Soon, we discover that the electricity in the city is becoming less reliable. There are blackouts and there is concern that it will soon turn off for good. In the midst of all of these issues, are Doon and Lina. Doon is convinced that the situation with the electricity is far worse than anyone is letting on. He wants to try to solve the problem. Lina discovers an old box with a message that seems to hold instructions for the citizens of Ember. Unfortunately, it has been damaged and is difficult to interpret.
As the situation in the city worsens, people begin stealing food and are close to rioting. Lina and Doon decide they must try to find a way to help. Taking what they have interpreted from the damaged message, they search for a way out of Ember.
I don't want to give away larger plot points, but I will say that the later books follow the people of Ember through more adventures. The People of Sparks and the Diamond of Darkhold continue their tale. The third book, The Prophet of Yonwood, is a prequel that is set fifty years before the founding of Ember and does not include anything about the events in the other books. But, it does help explain the causes for the building of The City of Ember.
Overall, the series has many adventurous plot points and provides some tense moments without getting overly graphic. The society created in Ember is one that readers can relate to easily. I'd recommend it for readers who enjoy a little adventure. Parents can rest assured that even though the characters are placed in dangerous situations throughout the series, there is no graphic violence.
Freak the Mighty, by Rodman Philbrick was first published in 1993. So, it may be a book that the target audience hasn't heard of before. Amazon lists it as being intended for ages nine and up. I would agree with this, though there are a few elements of the book that may be a bit intense for those on the younger end of the age range.
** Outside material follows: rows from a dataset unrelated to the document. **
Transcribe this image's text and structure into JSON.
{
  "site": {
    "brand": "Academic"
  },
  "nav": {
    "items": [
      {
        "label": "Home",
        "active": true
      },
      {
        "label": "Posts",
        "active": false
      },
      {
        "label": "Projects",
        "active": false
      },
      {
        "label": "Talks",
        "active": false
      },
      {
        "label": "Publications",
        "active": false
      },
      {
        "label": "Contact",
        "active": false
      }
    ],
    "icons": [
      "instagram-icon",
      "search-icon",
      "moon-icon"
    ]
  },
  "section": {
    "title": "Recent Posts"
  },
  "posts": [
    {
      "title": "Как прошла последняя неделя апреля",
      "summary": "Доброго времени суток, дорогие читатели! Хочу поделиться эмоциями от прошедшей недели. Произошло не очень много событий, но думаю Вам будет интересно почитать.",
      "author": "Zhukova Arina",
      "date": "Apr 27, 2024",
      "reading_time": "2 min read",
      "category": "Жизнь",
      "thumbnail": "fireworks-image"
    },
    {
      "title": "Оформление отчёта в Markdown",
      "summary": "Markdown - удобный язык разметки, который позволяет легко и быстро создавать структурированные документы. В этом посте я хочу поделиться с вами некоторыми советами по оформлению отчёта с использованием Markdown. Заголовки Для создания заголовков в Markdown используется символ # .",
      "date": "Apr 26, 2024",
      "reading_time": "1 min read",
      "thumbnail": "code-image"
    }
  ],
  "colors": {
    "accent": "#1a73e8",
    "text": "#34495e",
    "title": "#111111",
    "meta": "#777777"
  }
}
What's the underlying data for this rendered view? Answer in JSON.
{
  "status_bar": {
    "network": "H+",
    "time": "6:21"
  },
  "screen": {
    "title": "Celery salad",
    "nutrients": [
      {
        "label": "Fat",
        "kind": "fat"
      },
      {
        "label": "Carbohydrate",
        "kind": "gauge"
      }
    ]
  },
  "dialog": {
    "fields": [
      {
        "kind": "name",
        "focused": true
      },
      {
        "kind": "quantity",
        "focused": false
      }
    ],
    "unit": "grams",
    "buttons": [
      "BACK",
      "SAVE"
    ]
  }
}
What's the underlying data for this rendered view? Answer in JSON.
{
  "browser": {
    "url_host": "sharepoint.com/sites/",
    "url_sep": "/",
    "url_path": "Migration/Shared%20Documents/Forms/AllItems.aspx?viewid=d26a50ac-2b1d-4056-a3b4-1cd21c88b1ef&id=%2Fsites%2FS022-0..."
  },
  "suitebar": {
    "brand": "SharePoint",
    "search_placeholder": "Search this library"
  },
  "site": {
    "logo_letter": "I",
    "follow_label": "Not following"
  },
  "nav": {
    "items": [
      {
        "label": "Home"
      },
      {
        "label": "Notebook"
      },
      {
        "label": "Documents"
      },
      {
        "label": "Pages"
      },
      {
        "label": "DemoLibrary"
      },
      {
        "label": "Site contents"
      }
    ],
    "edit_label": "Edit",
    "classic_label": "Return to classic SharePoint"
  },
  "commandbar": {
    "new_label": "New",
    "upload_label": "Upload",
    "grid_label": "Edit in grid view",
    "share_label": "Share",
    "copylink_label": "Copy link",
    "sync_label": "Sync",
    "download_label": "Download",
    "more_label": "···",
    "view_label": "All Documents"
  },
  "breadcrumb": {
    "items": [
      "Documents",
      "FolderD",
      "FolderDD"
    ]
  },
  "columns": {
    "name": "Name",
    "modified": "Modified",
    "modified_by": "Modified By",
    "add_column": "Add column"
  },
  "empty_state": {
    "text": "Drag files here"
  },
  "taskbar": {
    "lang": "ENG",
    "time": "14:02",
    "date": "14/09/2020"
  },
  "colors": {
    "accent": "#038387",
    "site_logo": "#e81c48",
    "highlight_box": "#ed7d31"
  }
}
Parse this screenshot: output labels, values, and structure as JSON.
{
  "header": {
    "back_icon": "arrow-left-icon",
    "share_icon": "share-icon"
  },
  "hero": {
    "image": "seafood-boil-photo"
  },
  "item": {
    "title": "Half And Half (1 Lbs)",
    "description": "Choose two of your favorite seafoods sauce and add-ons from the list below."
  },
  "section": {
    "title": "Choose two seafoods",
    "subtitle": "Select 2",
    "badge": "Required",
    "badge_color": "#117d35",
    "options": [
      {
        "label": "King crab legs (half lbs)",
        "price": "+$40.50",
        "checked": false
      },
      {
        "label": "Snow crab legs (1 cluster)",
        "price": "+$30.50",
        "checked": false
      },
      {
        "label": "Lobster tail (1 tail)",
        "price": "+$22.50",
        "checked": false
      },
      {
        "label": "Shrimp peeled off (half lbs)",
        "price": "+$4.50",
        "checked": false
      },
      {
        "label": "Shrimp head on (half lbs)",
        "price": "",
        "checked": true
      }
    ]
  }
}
The story is about two boys, both somewhat outcasts in their own ways. Max is labeled as a slow learner and is rather tall and large for a middle school student. Kevin, on the other hand, has a medical condition that causes "his outside to stop growing while his insides keep growing." He's very small and walks with leg braces. He's also incredibly brilliant.
The two boys form an unlikely friendship, which eventually leads to Kevin (Freak) acting as the brain and Max acting as the body. Early on in the story, Max says that he never had a brain until Freak showed up. Max carries Kevin on his shoulders through many imaginary and real adventures. Together, they consider themselves to be Freak the Mighty.
Parents should know that the story contains a lot of heart. There are themes of acceptance and valuing others for who they are as people. But, there are also some intense moments when the boys encounter real criminals and are put in realistically dangerous situations. There are also some mentions of alcohol, smoking, and violence. Prior to the story beginning, Max's mother was murdered. This is not really a spoiler as it happened prior to where the story begins and is mentioned very early on in the book. Overall, those elements are not graphic and are as mild as they can be while still creating a sense of danger.
This is a book I plan to read with my 6th grade students and I'd mostly recommend it for middle school students. The story is told from Max's point of view and the language and style used is something that will catch the attention of readers from the first page.
Elizabeth Woodrum's Blog
Elizabeth Woodrum is the author of the children's book series, The Maisy Files. She is also a full-time teacher and creator of teaching materials that can be found on Teachers Pay Teachers. This blog is a mix of teaching and author topics.